Directions for this task: Restate the records that follow. Every word must match.

Supplied entries:
########

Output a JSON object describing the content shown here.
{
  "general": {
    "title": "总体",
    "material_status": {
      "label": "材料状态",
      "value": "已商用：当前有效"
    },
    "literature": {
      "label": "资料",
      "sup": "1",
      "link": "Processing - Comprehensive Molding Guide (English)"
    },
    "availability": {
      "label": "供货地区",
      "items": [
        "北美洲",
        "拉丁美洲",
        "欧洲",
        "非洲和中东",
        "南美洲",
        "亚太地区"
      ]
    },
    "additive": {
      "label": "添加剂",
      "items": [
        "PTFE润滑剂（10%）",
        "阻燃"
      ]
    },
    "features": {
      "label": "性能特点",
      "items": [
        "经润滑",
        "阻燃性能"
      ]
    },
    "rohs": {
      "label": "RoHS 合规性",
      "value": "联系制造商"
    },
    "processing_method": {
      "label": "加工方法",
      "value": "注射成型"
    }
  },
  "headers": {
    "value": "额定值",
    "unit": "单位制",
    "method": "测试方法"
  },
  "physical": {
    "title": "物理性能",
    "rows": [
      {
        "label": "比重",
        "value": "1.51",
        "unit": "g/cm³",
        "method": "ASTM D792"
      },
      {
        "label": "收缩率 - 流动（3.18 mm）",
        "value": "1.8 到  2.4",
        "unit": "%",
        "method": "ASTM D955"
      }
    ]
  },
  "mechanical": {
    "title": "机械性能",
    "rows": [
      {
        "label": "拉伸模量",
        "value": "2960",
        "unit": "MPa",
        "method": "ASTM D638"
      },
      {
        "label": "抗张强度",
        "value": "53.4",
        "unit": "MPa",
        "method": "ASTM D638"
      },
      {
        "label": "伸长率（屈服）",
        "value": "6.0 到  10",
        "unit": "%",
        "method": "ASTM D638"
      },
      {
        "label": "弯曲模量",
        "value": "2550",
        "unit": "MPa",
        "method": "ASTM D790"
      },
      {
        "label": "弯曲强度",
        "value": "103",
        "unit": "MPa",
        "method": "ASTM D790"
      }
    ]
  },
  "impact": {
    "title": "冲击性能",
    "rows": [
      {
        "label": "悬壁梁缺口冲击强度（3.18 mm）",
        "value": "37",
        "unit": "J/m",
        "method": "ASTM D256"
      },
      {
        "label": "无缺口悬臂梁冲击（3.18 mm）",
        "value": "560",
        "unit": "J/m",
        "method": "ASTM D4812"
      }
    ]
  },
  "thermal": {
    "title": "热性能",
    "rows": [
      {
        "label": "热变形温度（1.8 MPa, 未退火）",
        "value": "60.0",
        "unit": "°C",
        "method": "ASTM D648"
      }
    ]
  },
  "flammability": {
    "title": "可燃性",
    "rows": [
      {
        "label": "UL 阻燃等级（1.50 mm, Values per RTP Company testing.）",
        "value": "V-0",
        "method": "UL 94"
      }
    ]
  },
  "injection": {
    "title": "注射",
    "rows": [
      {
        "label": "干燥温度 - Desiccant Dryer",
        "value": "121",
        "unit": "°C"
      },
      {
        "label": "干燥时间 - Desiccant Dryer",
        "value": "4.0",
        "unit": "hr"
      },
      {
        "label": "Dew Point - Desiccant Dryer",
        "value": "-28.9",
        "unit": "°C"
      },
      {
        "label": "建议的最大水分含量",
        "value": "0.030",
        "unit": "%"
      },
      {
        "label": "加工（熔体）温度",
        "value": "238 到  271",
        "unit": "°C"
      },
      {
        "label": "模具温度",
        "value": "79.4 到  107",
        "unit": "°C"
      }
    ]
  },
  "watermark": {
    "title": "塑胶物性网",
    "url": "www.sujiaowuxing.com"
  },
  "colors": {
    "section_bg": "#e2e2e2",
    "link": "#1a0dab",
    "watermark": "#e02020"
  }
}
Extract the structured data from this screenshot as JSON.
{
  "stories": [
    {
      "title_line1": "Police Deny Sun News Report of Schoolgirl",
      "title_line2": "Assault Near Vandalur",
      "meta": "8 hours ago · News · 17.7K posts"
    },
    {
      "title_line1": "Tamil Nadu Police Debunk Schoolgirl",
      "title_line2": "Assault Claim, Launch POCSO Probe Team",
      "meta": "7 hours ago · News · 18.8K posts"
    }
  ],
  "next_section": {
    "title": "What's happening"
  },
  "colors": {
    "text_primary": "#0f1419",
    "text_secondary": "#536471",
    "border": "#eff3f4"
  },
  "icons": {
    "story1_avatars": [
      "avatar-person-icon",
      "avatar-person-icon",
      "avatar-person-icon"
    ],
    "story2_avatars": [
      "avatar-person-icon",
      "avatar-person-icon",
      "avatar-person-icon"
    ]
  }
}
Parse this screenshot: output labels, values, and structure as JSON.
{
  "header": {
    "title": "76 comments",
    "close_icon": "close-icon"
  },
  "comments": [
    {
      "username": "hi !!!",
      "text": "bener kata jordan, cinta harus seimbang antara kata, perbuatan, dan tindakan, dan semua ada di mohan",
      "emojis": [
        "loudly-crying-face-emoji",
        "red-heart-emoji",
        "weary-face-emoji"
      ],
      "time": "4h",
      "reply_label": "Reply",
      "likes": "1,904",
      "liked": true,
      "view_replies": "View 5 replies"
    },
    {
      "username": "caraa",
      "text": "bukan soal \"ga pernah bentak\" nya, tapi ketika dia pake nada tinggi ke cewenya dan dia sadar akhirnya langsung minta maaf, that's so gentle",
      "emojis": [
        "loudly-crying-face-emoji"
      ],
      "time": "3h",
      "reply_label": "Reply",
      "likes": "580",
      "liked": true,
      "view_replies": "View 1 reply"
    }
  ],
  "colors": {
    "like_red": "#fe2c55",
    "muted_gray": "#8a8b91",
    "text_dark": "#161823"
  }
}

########

Solution below:
Output a JSON object describing the content shown here.
{
  "general": {
    "title": "总体",
    "material_status": {
      "label": "材料状态",
      "value": "已商用：当前有效"
    },
    "literature": {
      "label": "资料",
      "sup": "1",
      "link": "Processing - Comprehensive Molding Guide (English)"
    },
    "availability": {
      "label": "供货地区",
      "items": [
        "北美洲",
        "拉丁美洲",
        "欧洲",
        "非洲和中东",
        "南美洲",
        "亚太地区"
      ]
    },
    "additive": {
      "label": "添加剂",
      "items": [
        "PTFE润滑剂（10%）",
        "阻燃"
      ]
    },
    "features": {
      "label": "性能特点",
      "items": [
        "经润滑",
        "阻燃性能"
      ]
    },
    "rohs": {
      "label": "RoHS 合规性",
      "value": "联系制造商"
    },
    "processing_method": {
      "label": "加工方法",
      "value": "注射成型"
    }
  },
  "headers": {
    "value": "额定值",
    "unit": "单位制",
    "method": "测试方法"
  },
  "physical": {
    "title": "物理性能",
    "rows": [
      {
        "label": "比重",
        "value": "1.51",
        "unit": "g/cm³",
        "method": "ASTM D792"
      },
      {
        "label": "收缩率 - 流动（3.18 mm）",
        "value": "1.8 到  2.4",
        "unit": "%",
        "method": "ASTM D955"
      }
    ]
  },
  "mechanical": {
    "title": "机械性能",
    "rows": [
      {
        "label": "拉伸模量",
        "value": "2960",
        "unit": "MPa",
        "method": "ASTM D638"
      },
      {
        "label": "抗张强度",
        "value": "53.4",
        "unit": "MPa",
        "method": "ASTM D638"
      },
      {
        "label": "伸长率（屈服）",
        "value": "6.0 到  10",
        "unit": "%",
        "method": "ASTM D638"
      },
      {
        "label": "弯曲模量",
        "value": "2550",
        "unit": "MPa",
        "method": "ASTM D790"
      },
      {
        "label": "弯曲强度",
        "value": "103",
        "unit": "MPa",
        "method": "ASTM D790"
      }
    ]
  },
  "impact": {
    "title": "冲击性能",
    "rows": [
      {
        "label": "悬壁梁缺口冲击强度（3.18 mm）",
        "value": "37",
        "unit": "J/m",
        "method": "ASTM D256"
      },
      {
        "label": "无缺口悬臂梁冲击（3.18 mm）",
        "value": "560",
        "unit": "J/m",
        "method": "ASTM D4812"
      }
    ]
  },
  "thermal": {
    "title": "热性能",
    "rows": [
      {
        "label": "热变形温度（1.8 MPa, 未退火）",
        "value": "60.0",
        "unit": "°C",
        "method": "ASTM D648"
      }
    ]
  },
  "flammability": {
    "title": "可燃性",
    "rows": [
      {
        "label": "UL 阻燃等级（1.50 mm, Values per RTP Company testing.）",
        "value": "V-0",
        "method": "UL 94"
      }
    ]
  },
  "injection": {
    "title": "注射",
    "rows": [
      {
        "label": "干燥温度 - Desiccant Dryer",
        "value": "121",
        "unit": "°C"
      },
      {
        "label": "干燥时间 - Desiccant Dryer",
        "value": "4.0",
        "unit": "hr"
      },
      {
        "label": "Dew Point - Desiccant Dryer",
        "value": "-28.9",
        "unit": "°C"
      },
      {
        "label": "建议的最大水分含量",
        "value": "0.030",
        "unit": "%"
      },
      {
        "label": "加工（熔体）温度",
        "value": "238 到  271",
        "unit": "°C"
      },
      {
        "label": "模具温度",
        "value": "79.4 到  107",
        "unit": "°C"
      }
    ]
  },
  "watermark": {
    "title": "塑胶物性网",
    "url": "www.sujiaowuxing.com"
  },
  "colors": {
    "section_bg": "#e2e2e2",
    "link": "#1a0dab",
    "watermark": "#e02020"
  }
}
Extract the structured data from this screenshot as JSON.
{
  "stories": [
    {
      "title_line1": "Police Deny Sun News Report of Schoolgirl",
      "title_line2": "Assault Near Vandalur",
      "meta": "8 hours ago · News · 17.7K posts"
    },
    {
      "title_line1": "Tamil Nadu Police Debunk Schoolgirl",
      "title_line2": "Assault Claim, Launch POCSO Probe Team",
      "meta": "7 hours ago · News · 18.8K posts"
    }
  ],
  "next_section": {
    "title": "What's happening"
  },
  "colors": {
    "text_primary": "#0f1419",
    "text_secondary": "#536471",
    "border": "#eff3f4"
  },
  "icons": {
    "story1_avatars": [
      "avatar-person-icon",
      "avatar-person-icon",
      "avatar-person-icon"
    ],
    "story2_avatars": [
      "avatar-person-icon",
      "avatar-person-icon",
      "avatar-person-icon"
    ]
  }
}
Parse this screenshot: output labels, values, and structure as JSON.
{
  "header": {
    "title": "76 comments",
    "close_icon": "close-icon"
  },
  "comments": [
    {
      "username": "hi !!!",
      "text": "bener kata jordan, cinta harus seimbang antara kata, perbuatan, dan tindakan, dan semua ada di mohan",
      "emojis": [
        "loudly-crying-face-emoji",
        "red-heart-emoji",
        "weary-face-emoji"
      ],
      "time": "4h",
      "reply_label": "Reply",
      "likes": "1,904",
      "liked": true,
      "view_replies": "View 5 replies"
    },
    {
      "username": "caraa",
      "text": "bukan soal \"ga pernah bentak\" nya, tapi ketika dia pake nada tinggi ke cewenya dan dia sadar akhirnya langsung minta maaf, that's so gentle",
      "emojis": [
        "loudly-crying-face-emoji"
      ],
      "time": "3h",
      "reply_label": "Reply",
      "likes": "580",
      "liked": true,
      "view_replies": "View 1 reply"
    }
  ],
  "colors": {
    "like_red": "#fe2c55",
    "muted_gray": "#8a8b91",
    "text_dark": "#161823"
  }
}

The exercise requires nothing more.